Collect from the data below each line with "true".

Items listed in a dataset:
◇ ◇ ◇ ◇ ◇ ◇ ◇

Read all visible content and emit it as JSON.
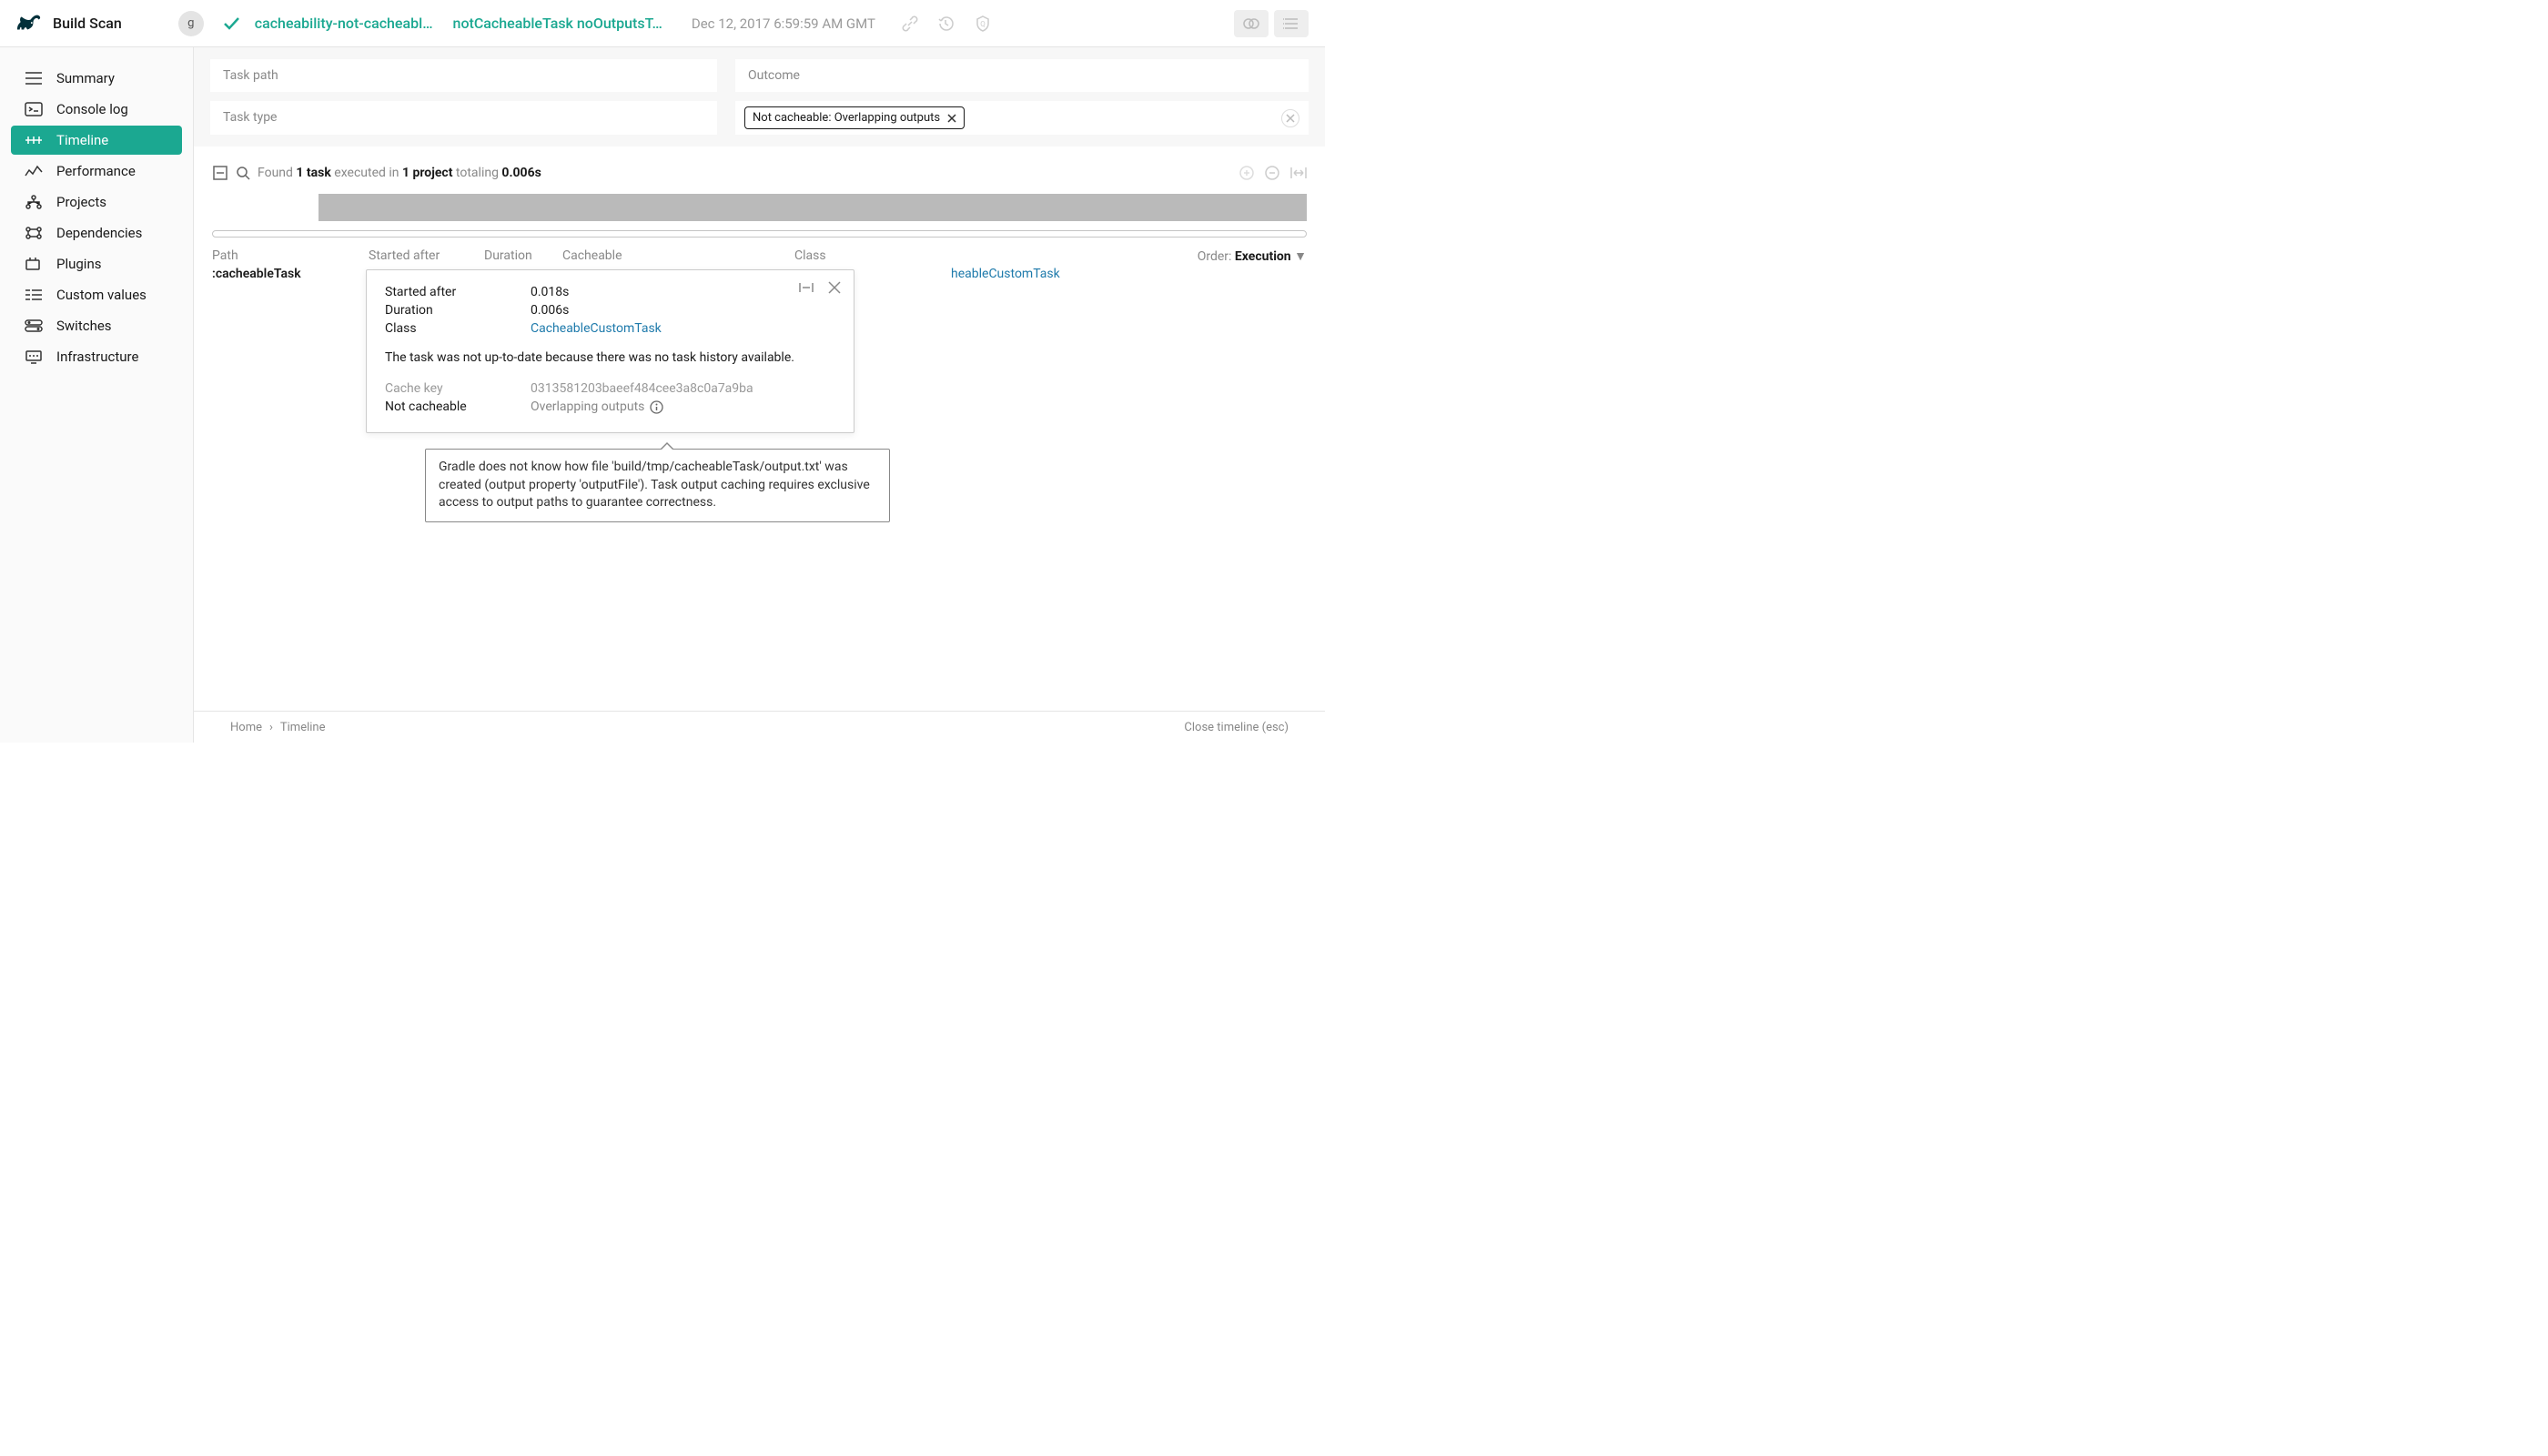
{
  "header": {
    "brand": "Build Scan",
    "user_initial": "g",
    "build_name": "cacheability-not-cacheabl…",
    "tasks_string": "notCacheableTask noOutputsT…",
    "timestamp": "Dec 12, 2017 6:59:59 AM GMT"
  },
  "sidebar": {
    "items": [
      {
        "label": "Summary"
      },
      {
        "label": "Console log"
      },
      {
        "label": "Timeline"
      },
      {
        "label": "Performance"
      },
      {
        "label": "Projects"
      },
      {
        "label": "Dependencies"
      },
      {
        "label": "Plugins"
      },
      {
        "label": "Custom values"
      },
      {
        "label": "Switches"
      },
      {
        "label": "Infrastructure"
      }
    ]
  },
  "filters": {
    "task_path_label": "Task path",
    "task_type_label": "Task type",
    "outcome_label": "Outcome",
    "chip_text": "Not cacheable: Overlapping outputs"
  },
  "summary": {
    "prefix": "Found ",
    "count": "1 task",
    "mid1": " executed in ",
    "projects": "1 project",
    "mid2": " totaling ",
    "duration": "0.006s"
  },
  "columns": {
    "path": "Path",
    "started": "Started after",
    "duration": "Duration",
    "cacheable": "Cacheable",
    "class": "Class",
    "order_label": "Order: ",
    "order_value": "Execution"
  },
  "task": {
    "name": ":cacheableTask",
    "class_peek": "heableCustomTask"
  },
  "popover": {
    "started_label": "Started after",
    "started_value": "0.018s",
    "duration_label": "Duration",
    "duration_value": "0.006s",
    "class_label": "Class",
    "class_value": "CacheableCustomTask",
    "message": "The task was not up-to-date because there was no task history available.",
    "cache_key_label": "Cache key",
    "cache_key_value": "0313581203baeef484cee3a8c0a7a9ba",
    "not_cacheable_label": "Not cacheable",
    "not_cacheable_value": "Overlapping outputs"
  },
  "tooltip": {
    "text": "Gradle does not know how file 'build/tmp/cacheableTask/output.txt' was created (output property 'outputFile'). Task output caching requires exclusive access to output paths to guarantee correctness."
  },
  "footer": {
    "home": "Home",
    "separator": "›",
    "current": "Timeline",
    "close": "Close timeline (esc)"
  }
}
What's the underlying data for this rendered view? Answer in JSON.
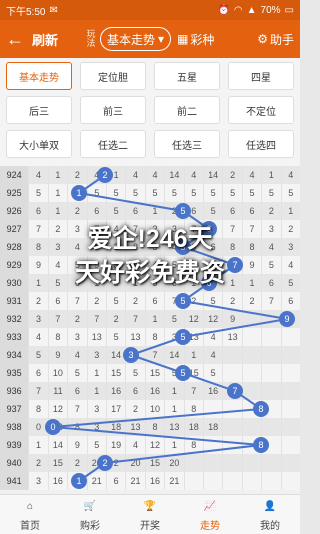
{
  "status": {
    "time": "下午5:50",
    "battery": "70%"
  },
  "header": {
    "back_icon": "back-arrow-icon",
    "refresh": "刷新",
    "play_label": "玩法",
    "dropdown": "基本走势",
    "category": "彩种",
    "help": "助手"
  },
  "options": [
    "基本走势",
    "定位胆",
    "五星",
    "四星",
    "后三",
    "前三",
    "前二",
    "不定位",
    "大小单双",
    "任选二",
    "任选三",
    "任选四"
  ],
  "active_option": 0,
  "rows": [
    {
      "n": "924",
      "c": [
        "4",
        "1",
        "2",
        "4",
        "1",
        "4",
        "4",
        "14",
        "4",
        "14",
        "2",
        "4",
        "1",
        "4"
      ]
    },
    {
      "n": "925",
      "c": [
        "5",
        "1",
        "5",
        "5",
        "5",
        "5",
        "5",
        "5",
        "5",
        "5",
        "5",
        "5",
        "5",
        "5"
      ]
    },
    {
      "n": "926",
      "c": [
        "6",
        "1",
        "2",
        "6",
        "5",
        "6",
        "1",
        "2",
        "6",
        "5",
        "6",
        "6",
        "2",
        "1"
      ]
    },
    {
      "n": "927",
      "c": [
        "7",
        "2",
        "3",
        "7",
        "4",
        "7",
        "2",
        "3",
        "7",
        "4",
        "7",
        "7",
        "3",
        "2"
      ]
    },
    {
      "n": "928",
      "c": [
        "8",
        "3",
        "4",
        "8",
        "2",
        "8",
        "3",
        "4",
        "8",
        "6",
        "8",
        "8",
        "4",
        "3"
      ]
    },
    {
      "n": "929",
      "c": [
        "9",
        "4",
        "5",
        "9",
        "3",
        "9",
        "4",
        "5",
        "9",
        "7",
        "9",
        "9",
        "5",
        "4"
      ]
    },
    {
      "n": "930",
      "c": [
        "1",
        "5",
        "6",
        "1",
        "5",
        "1",
        "5",
        "6",
        "1",
        "5",
        "1",
        "1",
        "6",
        "5"
      ]
    },
    {
      "n": "931",
      "c": [
        "2",
        "6",
        "7",
        "2",
        "5",
        "2",
        "6",
        "7",
        "2",
        "5",
        "2",
        "2",
        "7",
        "6"
      ]
    },
    {
      "n": "932",
      "c": [
        "3",
        "7",
        "2",
        "7",
        "2",
        "7",
        "1",
        "5",
        "12",
        "12",
        "9",
        "",
        "",
        ""
      ]
    },
    {
      "n": "933",
      "c": [
        "4",
        "8",
        "3",
        "13",
        "5",
        "13",
        "8",
        "3",
        "13",
        "4",
        "13",
        "",
        "",
        ""
      ]
    },
    {
      "n": "934",
      "c": [
        "5",
        "9",
        "4",
        "3",
        "14",
        "1",
        "7",
        "14",
        "1",
        "4",
        "",
        "",
        "",
        ""
      ]
    },
    {
      "n": "935",
      "c": [
        "6",
        "10",
        "5",
        "1",
        "15",
        "5",
        "15",
        "5",
        "15",
        "5",
        "",
        "",
        "",
        ""
      ]
    },
    {
      "n": "936",
      "c": [
        "7",
        "11",
        "6",
        "1",
        "16",
        "6",
        "16",
        "1",
        "7",
        "16",
        "",
        "",
        "",
        ""
      ]
    },
    {
      "n": "937",
      "c": [
        "8",
        "12",
        "7",
        "3",
        "17",
        "2",
        "10",
        "1",
        "8",
        "",
        "",
        "",
        "",
        ""
      ]
    },
    {
      "n": "938",
      "c": [
        "0",
        "13",
        "8",
        "3",
        "18",
        "13",
        "8",
        "13",
        "18",
        "18",
        "",
        "",
        "",
        ""
      ]
    },
    {
      "n": "939",
      "c": [
        "1",
        "14",
        "9",
        "5",
        "19",
        "4",
        "12",
        "1",
        "8",
        "",
        "",
        "",
        "",
        ""
      ]
    },
    {
      "n": "940",
      "c": [
        "2",
        "15",
        "2",
        "20",
        "2",
        "20",
        "15",
        "20",
        "",
        "",
        "",
        "",
        "",
        ""
      ]
    },
    {
      "n": "941",
      "c": [
        "3",
        "16",
        "1",
        "21",
        "6",
        "21",
        "16",
        "21",
        "",
        "",
        "",
        "",
        "",
        ""
      ]
    }
  ],
  "overlay": {
    "line1": "爱企!246天",
    "line2": "天好彩免费资"
  },
  "tabs": [
    {
      "label": "首页",
      "icon": "home-icon"
    },
    {
      "label": "购彩",
      "icon": "cart-icon"
    },
    {
      "label": "开奖",
      "icon": "trophy-icon"
    },
    {
      "label": "走势",
      "icon": "chart-icon"
    },
    {
      "label": "我的",
      "icon": "user-icon"
    }
  ],
  "active_tab": 3,
  "colors": {
    "accent": "#e4620f",
    "ball": "#4a74c9"
  }
}
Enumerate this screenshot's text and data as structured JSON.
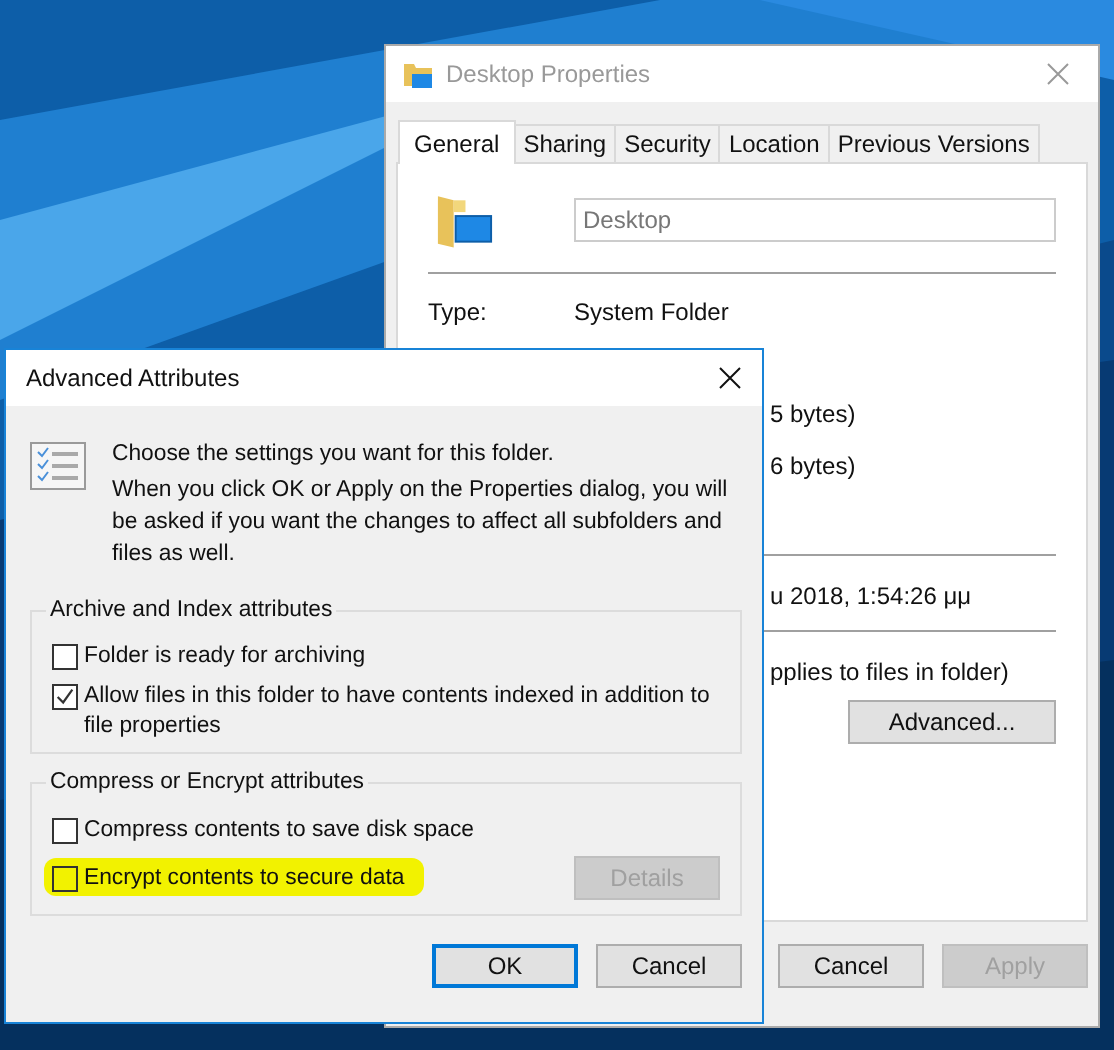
{
  "properties_window": {
    "title": "Desktop Properties",
    "tabs": [
      {
        "label": "General",
        "selected": true
      },
      {
        "label": "Sharing",
        "selected": false
      },
      {
        "label": "Security",
        "selected": false
      },
      {
        "label": "Location",
        "selected": false
      },
      {
        "label": "Previous Versions",
        "selected": false
      }
    ],
    "name_field": {
      "value": "Desktop"
    },
    "type_label": "Type:",
    "type_value": "System Folder",
    "partial_texts": [
      "5 bytes)",
      "6 bytes)",
      "u 2018, 1:54:26 μμ",
      "pplies to files in folder)"
    ],
    "advanced_button": "Advanced...",
    "buttons": [
      {
        "label": "Cancel",
        "disabled": false
      },
      {
        "label": "Apply",
        "disabled": true
      }
    ]
  },
  "dialog": {
    "title": "Advanced Attributes",
    "intro": "Choose the settings you want for this folder.",
    "note": "When you click OK or Apply on the Properties dialog, you will be asked if you want the changes to affect all subfolders and files as well.",
    "groups": [
      {
        "title": "Archive and Index attributes",
        "options": [
          {
            "label": "Folder is ready for archiving",
            "checked": false,
            "highlighted": false
          },
          {
            "label": "Allow files in this folder to have contents indexed in addition to file properties",
            "checked": true,
            "highlighted": false
          }
        ]
      },
      {
        "title": "Compress or Encrypt attributes",
        "options": [
          {
            "label": "Compress contents to save disk space",
            "checked": false,
            "highlighted": false
          },
          {
            "label": "Encrypt contents to secure data",
            "checked": false,
            "highlighted": true
          }
        ],
        "button": {
          "label": "Details",
          "disabled": true
        }
      }
    ],
    "buttons": [
      {
        "label": "OK",
        "default": true
      },
      {
        "label": "Cancel",
        "default": false
      }
    ]
  }
}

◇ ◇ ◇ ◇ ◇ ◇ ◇

Response for this exercise:
        "selected": true
        "disabled": true
            "checked": true,
            "highlighted": true
          "disabled": true
        "default": true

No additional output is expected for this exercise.